There is no doubt that knee replacements for the right candidate can be a game changer by decreasing pain and allowing return to activity. However, knee replacement surgery for patients with osteoarthritis, as currently used, provides minimal improvements in quality of life and is economically unattractive, according to a study led by Mount Sinai researchers and published in the BMJ. However, if the procedure was only offered to patients with more severe symptoms, its effectiveness would rise, and its use would become economically more attractive as well, the researchers said.
“Given its limited effectiveness in individuals with less severely affected physical function, performance of total knee replacement in these patients seems to be economically unjustifiable,” said Bart Ferket, MD, PhD, Assistant Professor, Department of Population Health Science and Policy at the Icahn School of Medicine at Mount Sinai and lead author on the study. “Considerable cost savings could be made by limiting eligibility to patients with more symptomatic knee osteoarthritis. Our findings emphasize the need for more research comparing total knee replacement with less expensive, more conservative interventions, particularly in patients with less severe symptoms.”
About 12 percent of adults in the United States are affected by osteoarthritis of the knee. The annual rate of total knee replacement has doubled since 2000, mainly due to expanding eligibility to patients with less severe physical symptoms. The number of procedures performed each year now exceeds 640,000 at a total annual cost of about $10.2 billion, yet health benefits are higher in those with more severe symptoms before surgery.
A team of researchers from the Icahn School of Medicine at Mount Sinai and Erasmus University Medical Center in Rotterdam, the Netherlands, set out to evaluate the impact of total knee replacement on quality of life in people with knee osteoarthritis. They also wanted to estimate differences in lifetime costs and quality adjusted life years or QALYs (a measure of years lived and health during these years) according to level of symptoms.
They found that quality of life outcomes generally improved after knee replacement surgery, although the effect was small. The improvements in quality of life outcomes were found higher when patients with lower physical scores before surgery were operated on.
“Our findings show opportunity for optimizing delivery of total knee replacement in a cost-effective way, finding the patients who will benefit the most, delivering the treatment at the correct point in their disease progression, and optimizing the cost so we can deliver the benefit to all who need it,” said Madhu Mazumdar, PhD, Director of the Institute for Healthcare Delivery Science at the Mount Sinai Health System, Professor of Biostatistics, Department of Population Health Science and Policy at the Icahn School of Medicine at Mount Sinai, and co-author of the study.

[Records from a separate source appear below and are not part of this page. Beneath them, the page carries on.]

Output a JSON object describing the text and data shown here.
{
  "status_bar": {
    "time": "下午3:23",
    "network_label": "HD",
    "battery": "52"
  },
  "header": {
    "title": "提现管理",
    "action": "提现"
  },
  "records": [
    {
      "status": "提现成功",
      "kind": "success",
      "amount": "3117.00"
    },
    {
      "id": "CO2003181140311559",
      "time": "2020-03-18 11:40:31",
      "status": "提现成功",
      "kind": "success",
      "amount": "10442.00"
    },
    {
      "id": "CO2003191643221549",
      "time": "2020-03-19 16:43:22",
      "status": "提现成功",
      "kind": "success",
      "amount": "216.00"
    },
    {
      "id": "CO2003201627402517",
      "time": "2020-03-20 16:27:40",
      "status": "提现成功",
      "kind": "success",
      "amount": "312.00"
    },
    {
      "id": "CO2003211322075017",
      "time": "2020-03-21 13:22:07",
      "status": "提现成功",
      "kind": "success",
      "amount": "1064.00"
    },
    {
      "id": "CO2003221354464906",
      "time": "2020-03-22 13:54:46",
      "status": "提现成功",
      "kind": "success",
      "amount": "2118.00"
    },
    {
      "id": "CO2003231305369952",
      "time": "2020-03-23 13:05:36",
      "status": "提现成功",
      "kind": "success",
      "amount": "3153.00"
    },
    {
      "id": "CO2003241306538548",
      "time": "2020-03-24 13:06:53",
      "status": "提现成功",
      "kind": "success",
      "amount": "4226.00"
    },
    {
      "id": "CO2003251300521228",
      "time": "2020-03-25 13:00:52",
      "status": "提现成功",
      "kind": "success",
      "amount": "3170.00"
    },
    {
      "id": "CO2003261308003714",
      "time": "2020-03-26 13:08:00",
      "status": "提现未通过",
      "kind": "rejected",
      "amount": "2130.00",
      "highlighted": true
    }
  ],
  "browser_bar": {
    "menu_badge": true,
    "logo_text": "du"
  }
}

The take home message is to make sure the patient is the right candidate for this kind of procedure. Many times if the symptoms are mild, a short course of physical therapy, home exercises, and lifestyle modifications may be more appropriate. If at a later date the replacement becomes warranted then the patient will be more prepared and have an easier recovery from having tried conservative care first.
To find out if you may benefit from physical therapy, call our office at 847-786-2014 today for a consult.